“The Individuals with Disabilities Education Act (IDEA) is a federal law, with state education agency oversight, that supports the provision of public education for all children—regardless of the nature or severity of their disability. Part B of IDEA mandates the education of children, 3-21 years old, who have a disability that interferes with their educational performance and their ability to benefit from their educational program.” Children receive a referral for evaluation and following the evaluation, their eligibility is determined by a team that includes the school staff, family, and therapist(s). The focus of physical therapy in the school is to increase a child’s independence with school-related tasks, their ability to participate in educational activities, and their ability to access their school environment.

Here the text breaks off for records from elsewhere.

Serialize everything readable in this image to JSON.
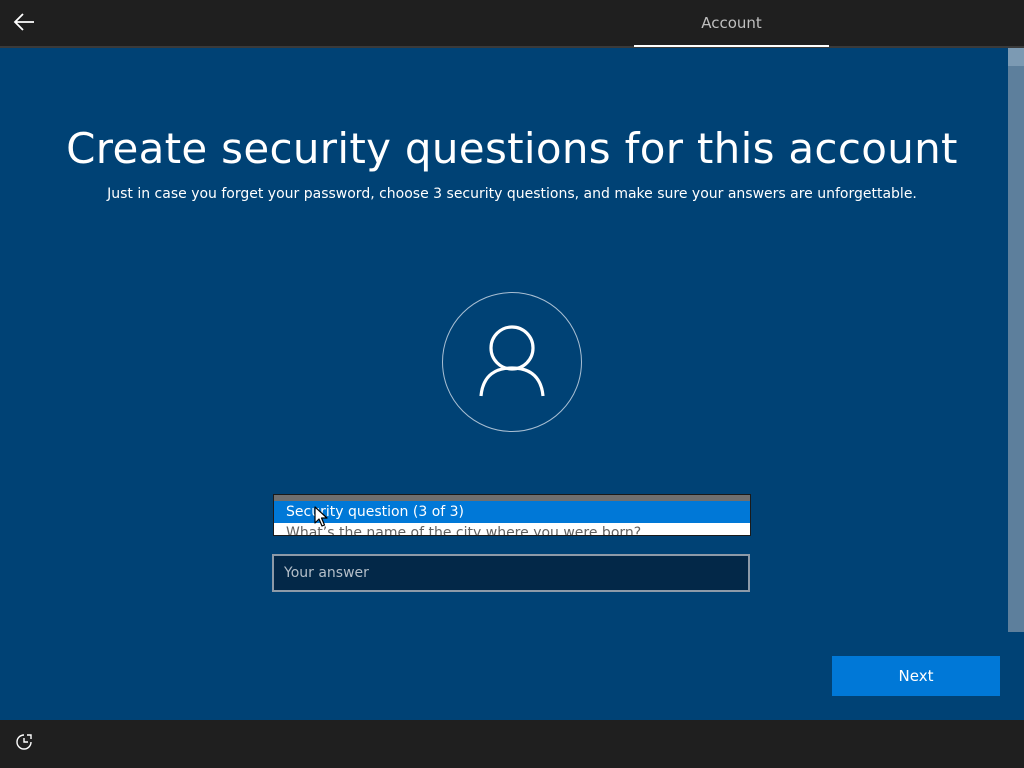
{
  "header": {
    "back_icon": "arrow-left-icon",
    "tab_label": "Account"
  },
  "main": {
    "title": "Create security questions for this account",
    "subtitle": "Just in case you forget your password, choose 3 security questions, and make sure your answers are unforgettable.",
    "avatar_icon": "person-icon",
    "dropdown": {
      "selected": "Security question (3 of 3)",
      "options": [
        "What’s the name of the city where you were born?"
      ]
    },
    "answer": {
      "placeholder": "Your answer",
      "value": ""
    },
    "next_label": "Next"
  },
  "footer": {
    "accessibility_icon": "ease-of-access-icon"
  },
  "colors": {
    "background": "#004275",
    "accent": "#0078d7",
    "bar": "#1f1f1f"
  }
}
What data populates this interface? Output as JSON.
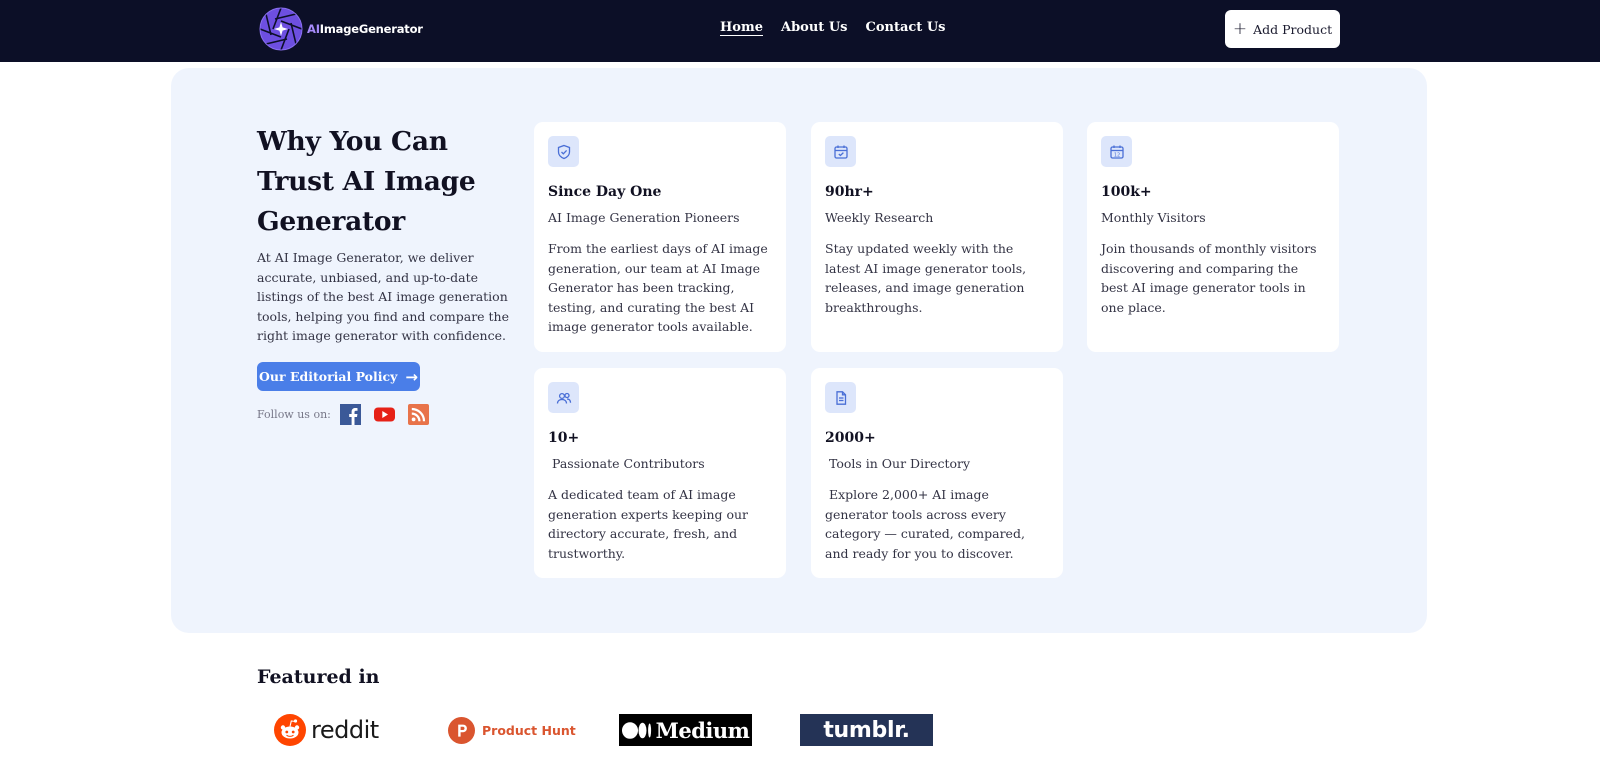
{
  "header": {
    "logo_prefix": "AI",
    "logo_suffix": "ImageGenerator",
    "nav": [
      {
        "label": "Home",
        "active": true
      },
      {
        "label": "About Us",
        "active": false
      },
      {
        "label": "Contact Us",
        "active": false
      }
    ],
    "add_product_label": "Add Product"
  },
  "trust": {
    "title": "Why You Can Trust AI Image Generator",
    "body": "At AI Image Generator, we deliver accurate, unbiased, and up-to-date listings of the best AI image generation tools, helping you find and compare the right image generator with confidence.",
    "policy_button": "Our Editorial Policy",
    "follow_label": "Follow us on:",
    "social": [
      "facebook-icon",
      "youtube-icon",
      "rss-icon"
    ],
    "cards": [
      {
        "icon": "shield-check-icon",
        "stat": "Since Day One",
        "label": "AI Image Generation Pioneers",
        "description": "From the earliest days of AI image generation, our team at AI Image Generator has been tracking, testing, and curating the best AI image generator tools available."
      },
      {
        "icon": "calendar-check-icon",
        "stat": "90hr+",
        "label": "Weekly Research",
        "description": "Stay updated weekly with the latest AI image generator tools, releases, and image generation breakthroughs."
      },
      {
        "icon": "calendar-12-icon",
        "stat": "100k+",
        "label": "Monthly Visitors",
        "description": "Join thousands of monthly visitors discovering and comparing the best AI image generator tools in one place."
      },
      {
        "icon": "users-icon",
        "stat": "10+",
        "label": " Passionate Contributors",
        "description": "A dedicated team of AI image generation experts keeping our directory accurate, fresh, and trustworthy."
      },
      {
        "icon": "document-icon",
        "stat": "2000+",
        "label": " Tools in Our Directory",
        "description": " Explore 2,000+ AI image generator tools across every category — curated, compared, and ready for you to discover."
      }
    ]
  },
  "featured": {
    "title": "Featured in",
    "brands": {
      "reddit": "reddit",
      "producthunt": "Product Hunt",
      "medium": "Medium",
      "tumblr": "tumblr."
    }
  },
  "colors": {
    "header_bg": "#0c0f27",
    "section_bg": "#eff4fd",
    "accent": "#4a7ee8",
    "icon_bg": "#dde6fb"
  }
}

If a parent or guardian has concerns regarding their child’s development or if they have a known developmental, neurologic, or genetic disorder, they may request a referral for physical therapy from their physician, and in some states, they may make the referral to physical therapy themselves. The focus of outpatient therapy is to increase the child’s independence and participation within their home and community. Our outpatient therapists collaborate with the child’s school-based therapist(s), other outpatient therapists (speech and occupational therapy), physicians, and anyone else involved in the child’s care to ensure the child is getting the most out of their therapy sessions.
Many of the children we treat have decreased immune systems, making it unsafe for them to travel to a clinic during cold and flu season or during a pandemic. We offer telehealth evaluations and ongoing therapy appointments in order to meet their needs.
There are many reasons why aquatic therapy may be beneficial for a child, including helping reduce high muscle tone or increase low muscle tone, decreasing the amount of weight they need to support, and challenging strength and balance, to name a few. Many of our clinics offer aquatic therapy.
Is Your Child Ready to Shine Bright?
CORAkids is our signature pediatrics program designed specifically for our youngest patients proven to increase positive outcomes for the children and families we gratefully serve. Why? Because at CORA we believe all children deserve the chance to shine. To grow. And to flourish.
We know that it’s not a matter of making adult-sized treatments “smaller.” It’s about true customization perfectly suited to help kids thrive. Locate a CORA clinic near you today to connect with an expert physical, occupational or speech language therapist tomorrow.